*The task*:
Every record, apart from its pictures, should be repeated exactly.

*Given data*:
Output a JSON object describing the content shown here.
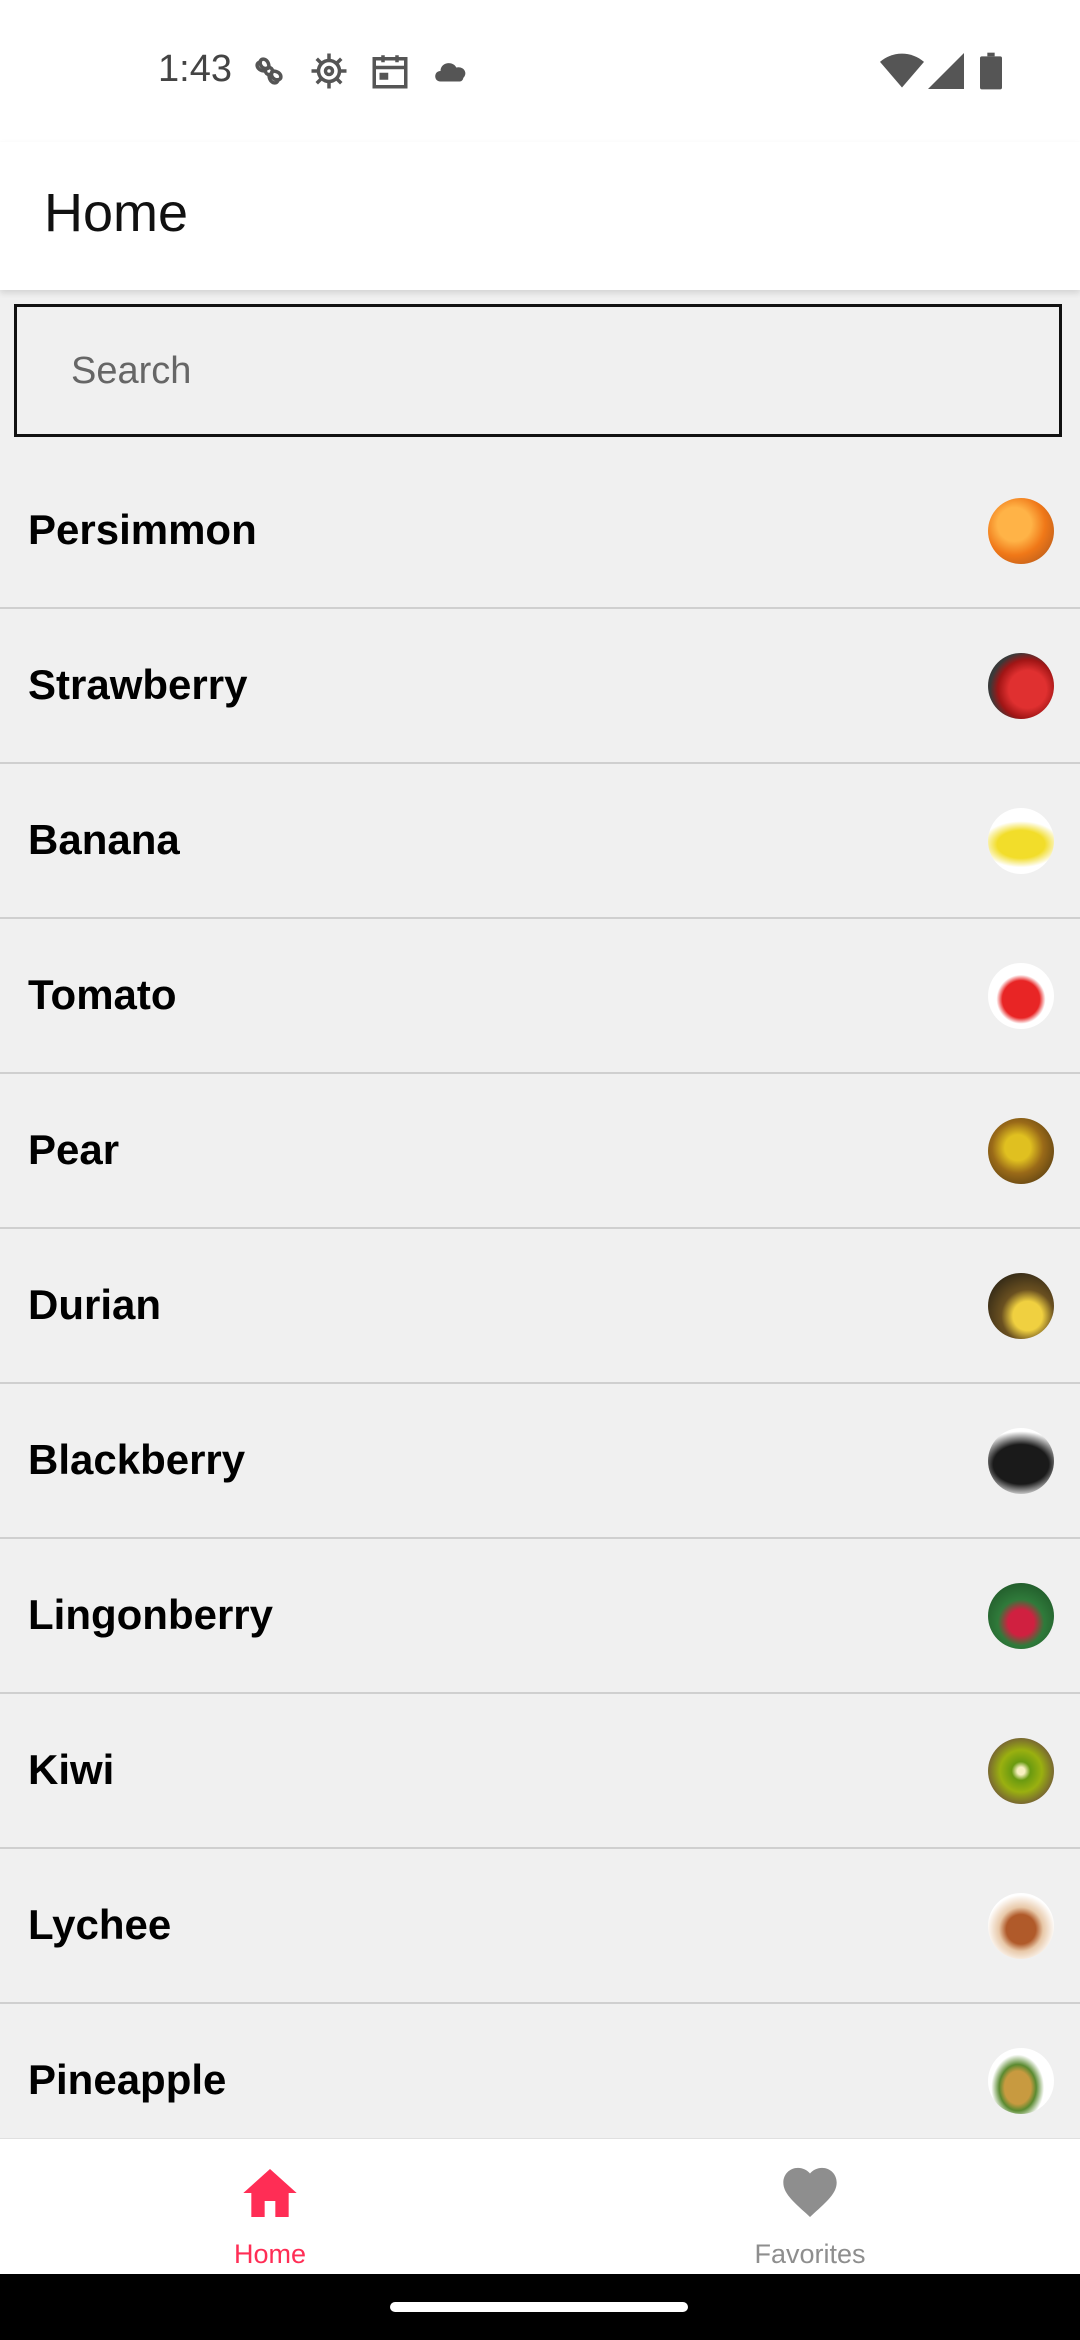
{
  "status_bar": {
    "time": "1:43",
    "icons": [
      "fan-icon",
      "settings-gear-icon",
      "calendar-icon",
      "cloud-icon",
      "wifi-icon",
      "signal-icon",
      "battery-icon"
    ]
  },
  "app_bar": {
    "title": "Home"
  },
  "search": {
    "placeholder": "Search",
    "value": ""
  },
  "list": {
    "items": [
      {
        "label": "Persimmon",
        "thumb": "persimmon-image"
      },
      {
        "label": "Strawberry",
        "thumb": "strawberry-image"
      },
      {
        "label": "Banana",
        "thumb": "banana-image"
      },
      {
        "label": "Tomato",
        "thumb": "tomato-image"
      },
      {
        "label": "Pear",
        "thumb": "pear-image"
      },
      {
        "label": "Durian",
        "thumb": "durian-image"
      },
      {
        "label": "Blackberry",
        "thumb": "blackberry-image"
      },
      {
        "label": "Lingonberry",
        "thumb": "lingonberry-image"
      },
      {
        "label": "Kiwi",
        "thumb": "kiwi-image"
      },
      {
        "label": "Lychee",
        "thumb": "lychee-image"
      },
      {
        "label": "Pineapple",
        "thumb": "pineapple-image"
      }
    ]
  },
  "bottom_nav": {
    "home_label": "Home",
    "favorites_label": "Favorites",
    "active": "home"
  },
  "colors": {
    "accent": "#ff2d55",
    "inactive": "#8e8e8e",
    "list_background": "#f0f0f0"
  }
}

*Output for this task*:
Output a JSON object describing the content shown here.
{
  "status_bar": {
    "time": "1:43",
    "icons": [
      "fan-icon",
      "settings-gear-icon",
      "calendar-icon",
      "cloud-icon",
      "wifi-icon",
      "signal-icon",
      "battery-icon"
    ]
  },
  "app_bar": {
    "title": "Home"
  },
  "search": {
    "placeholder": "Search",
    "value": ""
  },
  "list": {
    "items": [
      {
        "label": "Persimmon",
        "thumb": "persimmon-image"
      },
      {
        "label": "Strawberry",
        "thumb": "strawberry-image"
      },
      {
        "label": "Banana",
        "thumb": "banana-image"
      },
      {
        "label": "Tomato",
        "thumb": "tomato-image"
      },
      {
        "label": "Pear",
        "thumb": "pear-image"
      },
      {
        "label": "Durian",
        "thumb": "durian-image"
      },
      {
        "label": "Blackberry",
        "thumb": "blackberry-image"
      },
      {
        "label": "Lingonberry",
        "thumb": "lingonberry-image"
      },
      {
        "label": "Kiwi",
        "thumb": "kiwi-image"
      },
      {
        "label": "Lychee",
        "thumb": "lychee-image"
      },
      {
        "label": "Pineapple",
        "thumb": "pineapple-image"
      }
    ]
  },
  "bottom_nav": {
    "home_label": "Home",
    "favorites_label": "Favorites",
    "active": "home"
  },
  "colors": {
    "accent": "#ff2d55",
    "inactive": "#8e8e8e",
    "list_background": "#f0f0f0"
  }
}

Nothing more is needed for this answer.